Going into the winter we were in an ENSO neutral pattern and the consensus thinking, of which I agreed, was that this would mean below normal precipitation for the Southwest this winter. The middle to later part of December brought stormy weather at least to parts of the area and hopes were lifted that maybe it was not going to be too bad. Then January has returned to drier than normal weather pattern and the huge ridge offshore has brought completely precipitation free conditions for days now which is likely to persist into early next week. Therefore drier than normal conditions have increased as this dry spell is coming smack in the middle of the middle part of the stormiest time of the year.
Here are percentages of normal precipitation for various cities in the Southwest from October 1 through January 17.
San Luis Obispo-62%

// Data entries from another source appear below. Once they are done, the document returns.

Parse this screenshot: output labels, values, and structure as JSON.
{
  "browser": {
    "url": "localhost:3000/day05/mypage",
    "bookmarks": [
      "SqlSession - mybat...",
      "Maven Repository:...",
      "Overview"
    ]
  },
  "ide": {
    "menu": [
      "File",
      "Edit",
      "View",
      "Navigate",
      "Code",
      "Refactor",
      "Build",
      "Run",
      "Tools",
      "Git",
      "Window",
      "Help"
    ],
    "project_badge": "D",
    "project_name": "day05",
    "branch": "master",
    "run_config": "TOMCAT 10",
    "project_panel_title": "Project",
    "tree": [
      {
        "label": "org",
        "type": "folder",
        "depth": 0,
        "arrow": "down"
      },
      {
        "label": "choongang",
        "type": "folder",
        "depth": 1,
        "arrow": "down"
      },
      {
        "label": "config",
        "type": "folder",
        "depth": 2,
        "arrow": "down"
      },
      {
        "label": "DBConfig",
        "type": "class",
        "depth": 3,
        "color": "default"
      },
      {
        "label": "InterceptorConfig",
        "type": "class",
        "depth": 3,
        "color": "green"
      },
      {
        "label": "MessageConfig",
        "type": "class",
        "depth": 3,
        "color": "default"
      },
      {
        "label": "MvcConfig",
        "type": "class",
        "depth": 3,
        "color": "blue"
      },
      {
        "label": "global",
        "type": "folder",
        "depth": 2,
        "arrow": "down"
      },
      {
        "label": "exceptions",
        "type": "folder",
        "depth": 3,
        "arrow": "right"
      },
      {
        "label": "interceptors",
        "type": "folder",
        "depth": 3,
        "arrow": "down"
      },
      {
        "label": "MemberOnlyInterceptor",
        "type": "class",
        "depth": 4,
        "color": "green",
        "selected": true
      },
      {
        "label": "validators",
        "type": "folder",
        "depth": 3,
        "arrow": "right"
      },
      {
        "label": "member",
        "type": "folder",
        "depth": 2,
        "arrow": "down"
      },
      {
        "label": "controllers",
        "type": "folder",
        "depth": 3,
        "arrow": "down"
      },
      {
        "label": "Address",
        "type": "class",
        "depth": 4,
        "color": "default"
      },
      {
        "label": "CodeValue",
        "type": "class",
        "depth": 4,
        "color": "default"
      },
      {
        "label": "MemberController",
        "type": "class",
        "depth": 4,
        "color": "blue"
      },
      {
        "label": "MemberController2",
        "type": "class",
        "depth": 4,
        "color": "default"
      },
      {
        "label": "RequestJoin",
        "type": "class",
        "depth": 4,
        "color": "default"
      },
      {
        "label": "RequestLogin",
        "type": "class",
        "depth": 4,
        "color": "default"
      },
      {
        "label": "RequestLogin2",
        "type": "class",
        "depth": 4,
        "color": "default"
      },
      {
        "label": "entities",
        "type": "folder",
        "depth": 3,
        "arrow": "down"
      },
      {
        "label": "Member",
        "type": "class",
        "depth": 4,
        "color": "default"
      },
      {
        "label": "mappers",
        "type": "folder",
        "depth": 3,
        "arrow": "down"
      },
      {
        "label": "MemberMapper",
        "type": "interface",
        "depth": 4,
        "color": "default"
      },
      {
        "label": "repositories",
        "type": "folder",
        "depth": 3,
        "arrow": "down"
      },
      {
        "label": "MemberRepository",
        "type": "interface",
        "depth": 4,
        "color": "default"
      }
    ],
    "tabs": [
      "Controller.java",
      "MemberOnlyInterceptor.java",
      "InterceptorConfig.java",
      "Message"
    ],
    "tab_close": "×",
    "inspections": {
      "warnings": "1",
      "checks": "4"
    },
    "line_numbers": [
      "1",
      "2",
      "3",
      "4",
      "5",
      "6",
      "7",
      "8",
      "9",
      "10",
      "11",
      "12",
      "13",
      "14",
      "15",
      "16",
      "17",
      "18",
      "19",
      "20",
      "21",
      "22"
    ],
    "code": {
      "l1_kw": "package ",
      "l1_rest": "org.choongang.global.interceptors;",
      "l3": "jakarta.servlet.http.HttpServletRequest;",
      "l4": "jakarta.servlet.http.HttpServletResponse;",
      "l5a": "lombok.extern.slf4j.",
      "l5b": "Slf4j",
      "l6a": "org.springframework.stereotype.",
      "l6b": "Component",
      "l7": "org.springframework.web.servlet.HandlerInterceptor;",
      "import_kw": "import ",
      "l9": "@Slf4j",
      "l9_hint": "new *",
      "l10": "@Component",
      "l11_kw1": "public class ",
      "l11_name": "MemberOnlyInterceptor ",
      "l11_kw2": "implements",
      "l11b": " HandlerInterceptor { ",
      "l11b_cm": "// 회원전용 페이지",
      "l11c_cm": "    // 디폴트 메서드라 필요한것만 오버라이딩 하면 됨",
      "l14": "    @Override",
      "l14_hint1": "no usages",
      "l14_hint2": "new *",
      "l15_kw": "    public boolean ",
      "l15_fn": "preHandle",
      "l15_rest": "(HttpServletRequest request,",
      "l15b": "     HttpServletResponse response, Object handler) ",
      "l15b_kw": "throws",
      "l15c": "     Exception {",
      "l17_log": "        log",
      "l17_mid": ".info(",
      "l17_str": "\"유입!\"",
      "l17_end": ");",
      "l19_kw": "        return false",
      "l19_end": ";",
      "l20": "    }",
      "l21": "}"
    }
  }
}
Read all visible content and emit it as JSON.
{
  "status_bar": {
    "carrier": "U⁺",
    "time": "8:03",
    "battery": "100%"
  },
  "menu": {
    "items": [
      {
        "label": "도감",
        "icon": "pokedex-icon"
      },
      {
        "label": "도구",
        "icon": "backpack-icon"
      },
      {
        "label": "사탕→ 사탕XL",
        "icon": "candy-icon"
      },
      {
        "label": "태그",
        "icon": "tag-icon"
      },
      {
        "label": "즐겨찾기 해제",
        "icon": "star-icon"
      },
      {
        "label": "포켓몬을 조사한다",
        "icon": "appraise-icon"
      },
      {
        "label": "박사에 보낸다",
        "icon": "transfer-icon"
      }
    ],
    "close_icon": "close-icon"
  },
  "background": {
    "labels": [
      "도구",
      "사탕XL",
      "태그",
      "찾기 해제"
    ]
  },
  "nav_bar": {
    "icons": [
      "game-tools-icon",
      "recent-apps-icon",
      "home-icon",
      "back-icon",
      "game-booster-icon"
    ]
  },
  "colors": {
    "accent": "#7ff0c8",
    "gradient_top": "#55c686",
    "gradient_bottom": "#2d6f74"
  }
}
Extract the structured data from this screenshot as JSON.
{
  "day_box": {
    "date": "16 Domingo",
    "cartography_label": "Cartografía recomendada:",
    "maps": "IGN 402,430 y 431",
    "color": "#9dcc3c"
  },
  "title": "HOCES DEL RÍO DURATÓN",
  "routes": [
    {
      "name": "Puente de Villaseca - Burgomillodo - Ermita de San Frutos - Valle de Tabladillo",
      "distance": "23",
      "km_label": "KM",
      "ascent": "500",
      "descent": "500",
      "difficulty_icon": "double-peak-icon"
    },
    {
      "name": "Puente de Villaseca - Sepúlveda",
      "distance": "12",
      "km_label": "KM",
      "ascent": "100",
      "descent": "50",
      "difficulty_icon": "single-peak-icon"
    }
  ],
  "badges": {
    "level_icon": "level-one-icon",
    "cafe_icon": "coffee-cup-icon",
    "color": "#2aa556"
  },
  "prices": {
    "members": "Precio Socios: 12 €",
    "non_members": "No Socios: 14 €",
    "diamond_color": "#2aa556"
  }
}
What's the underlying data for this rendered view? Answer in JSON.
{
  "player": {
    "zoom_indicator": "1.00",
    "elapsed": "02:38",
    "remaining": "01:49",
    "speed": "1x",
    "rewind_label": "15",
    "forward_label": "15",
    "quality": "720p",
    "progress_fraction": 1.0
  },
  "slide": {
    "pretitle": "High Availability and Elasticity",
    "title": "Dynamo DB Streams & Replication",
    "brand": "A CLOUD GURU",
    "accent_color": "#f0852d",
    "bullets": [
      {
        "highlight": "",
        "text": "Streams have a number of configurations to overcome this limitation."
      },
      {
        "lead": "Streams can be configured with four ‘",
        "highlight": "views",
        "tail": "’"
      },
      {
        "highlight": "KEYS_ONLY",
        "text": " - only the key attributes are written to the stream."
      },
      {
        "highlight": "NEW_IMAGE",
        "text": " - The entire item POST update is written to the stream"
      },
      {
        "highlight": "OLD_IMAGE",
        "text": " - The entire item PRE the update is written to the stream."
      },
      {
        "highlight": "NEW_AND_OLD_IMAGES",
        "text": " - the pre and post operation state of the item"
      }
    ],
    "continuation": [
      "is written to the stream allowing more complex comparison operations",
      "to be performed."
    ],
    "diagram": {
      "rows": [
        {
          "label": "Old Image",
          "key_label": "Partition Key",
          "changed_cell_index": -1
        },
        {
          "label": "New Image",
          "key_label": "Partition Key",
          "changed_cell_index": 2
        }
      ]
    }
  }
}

A look at the latest conditions show that ENSO neutral conditions continue. Over the last month below normal sea surface temperatures were as much as 0.5 degrees Celsius below normal in the far eastern Pacific and above normal in the western Pacific and Indian Ocean.
These conditions have actually increased in coverage over the last several weeks as well.
Modeling data are very consistent in showing that ENSO neutral conditions persists the rest of the winter and into the spring.
The combination of the current departures from normal and a continuation of ENSO neutral conditions point toward below to much below normal precipitation for the entire winter into spring. One must remember this does not mean there will not be any storms. This does mean that over the long term the amount of storms and precipitation they bring will not be normal.
These is the possibility that another surge of tropical moisture could move into Arizona and Southern California by the middle of next week.
I still believe the greatest amount of rain, at least partially relating to Norbert, occurs from southeast California to Arizona
The effects on Southern California are very much in question.
With low wind shear and warm water in its path for a while longer, it is likely that Norbert intensifies into at least a Category 2 storm.
For much of the last week the monsoon moisture flow into the Southwest has been completely shut down by dry westerly winds. This is about to change.
A big pattern change is underway, one that will completely shut down any chance of showers and thunderstorms for an extended time period.